In this paper, I discuss the “instrument-effects” (Ferguson, 1994) of Metro Manila’s disaster risk reduction and management program (DRRM) and consider the revanchist aspects of building resilience in deeply unequal cities. I look at the experience of Pasig City, one of the 17 local governments of Metro Manila which is widely held to be a model for DRRM practice but has evicted 6,171 informal settler families (ISFs) living along waterways between July 2011 and February 2016, to argue that DRRM performs a delicate political task. It serves as a powerful recourse and a politically expedient tool to assist the city’s urban resilience and development goals while simultaneously addressing its slum problem. Slum dwellers are evicted from urban centers in the capital region and expelled to the suburbs under the pretext of a compelling regime that insists on its benevolence and relies on its urgency to accomplish the fragile task of removing more than 60,000 ISFs residing along Metro Manila’s waterways.
Drawing on a critical discourse analysis of key informant interviews, policy documents, and government data, I demonstrate that the notion of evictions as necessary “neutral”, “technical”, and “apolitical” acts of governance (Ferguson, 1994) is mobilized toward the displacement of undesirable bodies and abject geographies from the city. I show that hegemonic understandings of risk and resilience—of what constitutes risk and what counts as resilience, of which risks are pertinent and which resiliencies are deficient, and of who is at risk and who is resilient—are necessarily classed in order to construct the slum as the object of intervention and insulate the propertied and the more ‘valuable’ public from the exigencies of DRRM, particularly the linear, template responses deployed against the poor. I devote significant attention to ‘danger zones’, a key concept at the heart of disaster-induced evictions, to explain how defining some of the most essential categories of DRRM facilitates its revanchist aims. The term danger zones, as used in Philippine DRRM policy, was formulated not in reference to hazard maps, risk assessments, or other technologies of disaster risk management, but to a law specifying the territories of homelessness and urban informality as ‘danger areas’ and governing the eviction and demolition of the encroachments and “illegal environments” of the poor (Ghertner 2010). Defining danger zones in terms of aesthetics, poverty, and informality meant that only poor, informal spaces are evicted, while elite enclaves and middle class spaces in high-risk flood areas remain unthreatened.
I conclude by arguing that the perception of slums as obstructions to disaster resilience ultimately explains why evictions are the cornerstone of Metro Manila’s DRRM program and why the slum- dwelling poor are essentially excluded from urban imaginaries of resilience.
Ferguson, James. 1994. The Anti-Politics Machine.
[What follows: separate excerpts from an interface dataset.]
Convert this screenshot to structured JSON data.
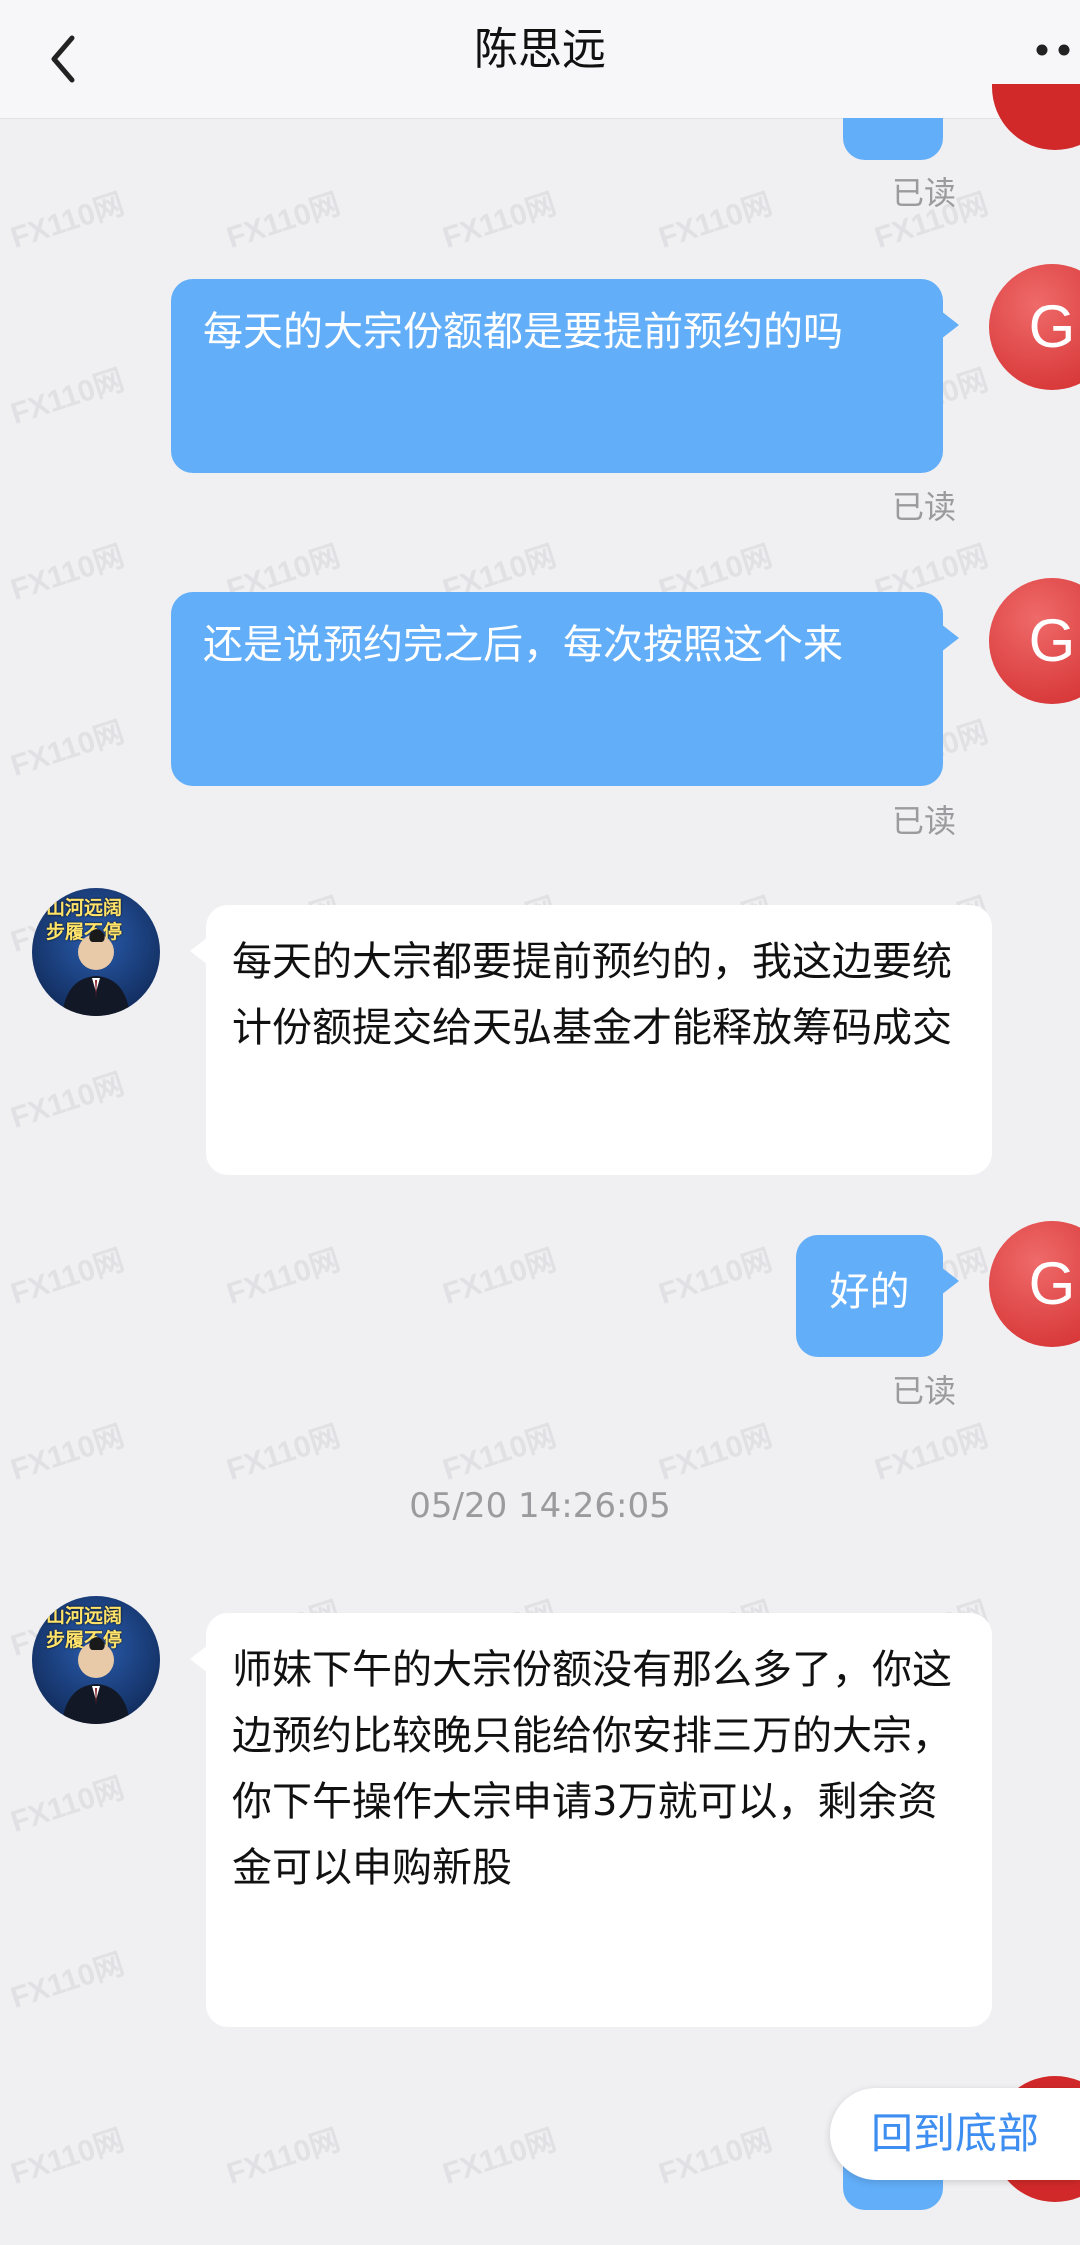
{
  "header": {
    "title": "陈思远",
    "back_icon": "chevron-left-icon",
    "more_icon": "more-dots-icon"
  },
  "messages": [
    {
      "side": "out",
      "text": "每天的大宗份额都是要提前预约的吗",
      "status": "已读",
      "avatar": "G"
    },
    {
      "side": "out",
      "text": "还是说预约完之后，每次按照这个来",
      "status": "已读",
      "avatar": "G"
    },
    {
      "side": "in",
      "text": "每天的大宗都要提前预约的，我这边要统计份额提交给天弘基金才能释放筹码成交",
      "avatar_banner": "山河远阔 步履不停"
    },
    {
      "side": "out",
      "text": "好的",
      "status": "已读",
      "avatar": "G"
    },
    {
      "side": "in",
      "text": "师妹下午的大宗份额没有那么多了，你这边预约比较晚只能给你安排三万的大宗，你下午操作大宗申请3万就可以，剩余资金可以申购新股",
      "avatar_banner": "山河远阔 步履不停"
    }
  ],
  "top_status": "已读",
  "timestamp": "05/20 14:26:05",
  "back_to_bottom": "回到底部",
  "watermark": "FX110网",
  "colors": {
    "bubble_out": "#62aef9",
    "bubble_in": "#ffffff",
    "avatar_red": "#d1292a",
    "accent": "#3d8ef0"
  }
}
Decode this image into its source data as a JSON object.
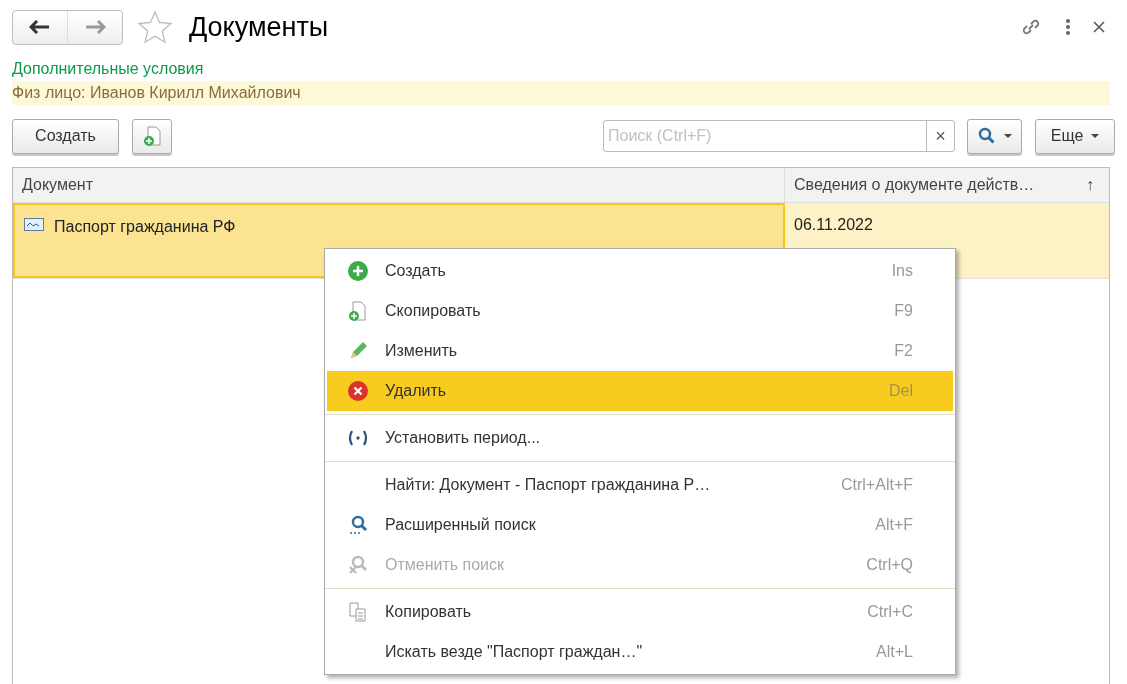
{
  "window": {
    "title": "Документы",
    "favorite": false
  },
  "filter": {
    "link": "Дополнительные условия",
    "condition": "Физ лицо: Иванов Кирилл Михайлович"
  },
  "toolbar": {
    "create_button": "Создать",
    "search": {
      "placeholder": "Поиск (Ctrl+F)",
      "clear": "×"
    },
    "more_button": "Еще"
  },
  "table": {
    "columns": [
      {
        "label": "Документ"
      },
      {
        "label": "Сведения о документе действ…",
        "sort": "↑"
      }
    ],
    "rows": [
      {
        "cells": [
          "Паспорт гражданина РФ",
          "06.11.2022"
        ],
        "selected": true
      }
    ]
  },
  "context_menu": {
    "groups": [
      [
        {
          "label": "Создать",
          "shortcut": "Ins",
          "kind": "add",
          "selected": false,
          "disabled": false
        },
        {
          "label": "Скопировать",
          "shortcut": "F9",
          "kind": "copy",
          "selected": false,
          "disabled": false
        },
        {
          "label": "Изменить",
          "shortcut": "F2",
          "kind": "edit",
          "selected": false,
          "disabled": false
        },
        {
          "label": "Удалить",
          "shortcut": "Del",
          "kind": "delete",
          "selected": true,
          "disabled": false
        }
      ],
      [
        {
          "label": "Установить период...",
          "kind": "period",
          "selected": false,
          "disabled": false
        }
      ],
      [
        {
          "label": "Найти: Документ - Паспорт гражданина Р…",
          "shortcut": "Ctrl+Alt+F",
          "kind": "plain",
          "selected": false,
          "disabled": false
        },
        {
          "label": "Расширенный поиск",
          "shortcut": "Alt+F",
          "kind": "search",
          "selected": false,
          "disabled": false
        },
        {
          "label": "Отменить поиск",
          "shortcut": "Ctrl+Q",
          "kind": "unsearch",
          "selected": false,
          "disabled": true
        }
      ],
      [
        {
          "label": "Копировать",
          "shortcut": "Ctrl+C",
          "kind": "clipboard",
          "selected": false,
          "disabled": false
        },
        {
          "label": "Искать везде \"Паспорт граждан…\"",
          "shortcut": "Alt+L",
          "kind": "plain",
          "selected": false,
          "disabled": false
        }
      ]
    ]
  }
}
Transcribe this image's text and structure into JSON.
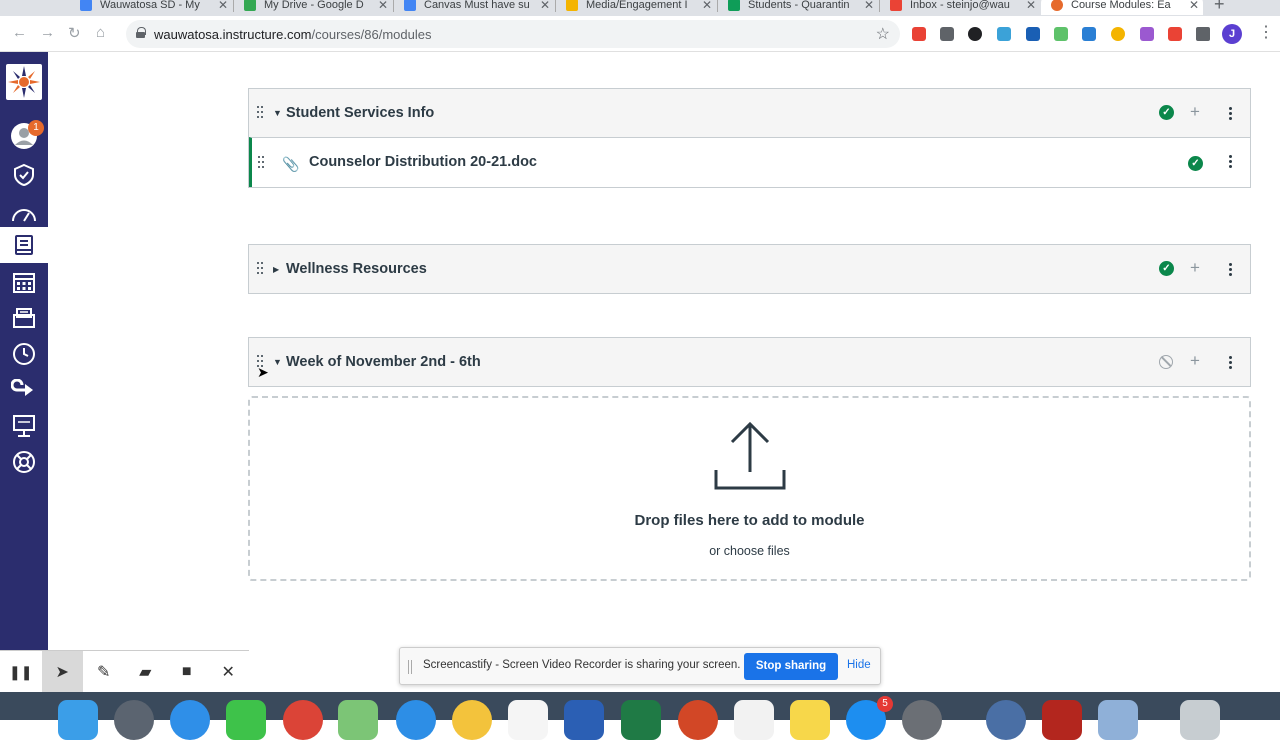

Minnesota: University of Minnesota Press.
Ghertner, D. Asher. 2010. “Rule by Aesthetics: World-Class City Making in Delhi.” PhD dissertation, Energy and Resources Group, University of California, Berkeley.